All the while my little boy was bouncing in his seat trying to get a look out the window and saying, “Whooo dada, dada look, dada this is fun.” When He fell silent for a minute or so, I began wondering why. I managed to peel my eyes away from the window and look at him. He had fallen asleep!!! What? How can he sleep at a time like this? If any of you know my son, this is extremely out of character. He is not a fan of sleep and it certainly doesn’t come easy to him. But there he was, sitting right beside me sleeping like a baby as the aircraft blew back and forth and his mommy was having a nervous breakdown. Somehow my son was relaxed enough to fall into a deep sleep and he was resting.
As I looked at him in wonder, I felt God whisper to my heart “that is exactly how I want you to be.” I instantly understood the Lord’s message to me. During life’s most turbulent times I want you to be at rest because you trust in me. At that moment I knew that my anxiety was an indication of my lack of trust in the Lord.

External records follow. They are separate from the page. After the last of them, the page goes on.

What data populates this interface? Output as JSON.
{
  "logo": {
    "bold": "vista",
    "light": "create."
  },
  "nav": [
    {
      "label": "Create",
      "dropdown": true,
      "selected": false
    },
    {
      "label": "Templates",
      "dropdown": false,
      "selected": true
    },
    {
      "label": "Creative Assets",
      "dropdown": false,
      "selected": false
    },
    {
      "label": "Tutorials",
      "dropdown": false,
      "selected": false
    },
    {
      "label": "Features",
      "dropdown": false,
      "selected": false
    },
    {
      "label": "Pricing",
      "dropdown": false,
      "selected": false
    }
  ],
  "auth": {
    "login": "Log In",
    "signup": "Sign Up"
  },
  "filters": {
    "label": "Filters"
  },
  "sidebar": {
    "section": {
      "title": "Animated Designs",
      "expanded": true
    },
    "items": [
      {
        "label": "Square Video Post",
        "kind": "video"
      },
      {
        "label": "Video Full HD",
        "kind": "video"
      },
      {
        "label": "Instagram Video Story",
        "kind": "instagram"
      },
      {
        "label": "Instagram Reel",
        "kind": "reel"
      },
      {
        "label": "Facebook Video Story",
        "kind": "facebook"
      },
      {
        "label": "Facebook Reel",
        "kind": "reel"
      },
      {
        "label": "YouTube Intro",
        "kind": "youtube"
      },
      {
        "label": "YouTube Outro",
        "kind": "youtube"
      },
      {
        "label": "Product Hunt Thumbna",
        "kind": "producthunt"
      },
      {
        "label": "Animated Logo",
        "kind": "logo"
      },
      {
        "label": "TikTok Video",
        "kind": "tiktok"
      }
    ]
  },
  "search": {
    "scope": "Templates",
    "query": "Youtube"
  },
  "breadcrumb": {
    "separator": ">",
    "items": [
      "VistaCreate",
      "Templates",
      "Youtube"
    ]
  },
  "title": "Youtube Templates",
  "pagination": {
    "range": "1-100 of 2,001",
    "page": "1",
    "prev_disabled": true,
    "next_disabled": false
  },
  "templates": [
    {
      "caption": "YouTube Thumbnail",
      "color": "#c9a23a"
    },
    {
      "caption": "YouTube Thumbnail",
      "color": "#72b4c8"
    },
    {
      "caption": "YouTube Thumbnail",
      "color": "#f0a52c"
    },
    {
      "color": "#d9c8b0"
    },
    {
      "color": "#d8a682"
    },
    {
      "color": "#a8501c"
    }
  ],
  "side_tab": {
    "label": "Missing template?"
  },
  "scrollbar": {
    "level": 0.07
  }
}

Makaio doesn’t understand the dangers of flying in an airplane. He just simply trusts his mommy and daddy. That’s it. His trust in Wouter and I guards his heart against fear. Jesus calls us all to have this “child-like” faith and tells us that it’s a necessity for entering His kingdom. We must simply trust Him the same way Makaio trusts Wouter and I… enough to follow us anywhere.
Now, a few months later, I am still trying to allow this beautiful truth to permeate me and take root in how I live my life. I haven’t gotten very far yet and I know it may take a lifetime. But the image of a simple faith untainted by the disappointments of this life drives me forward toward trusting Him with reckless abandon.
And Jesus said: “I tell you the truth, unless you become like little children, you will never enter the kingdom of heaven.” Matthew 18:3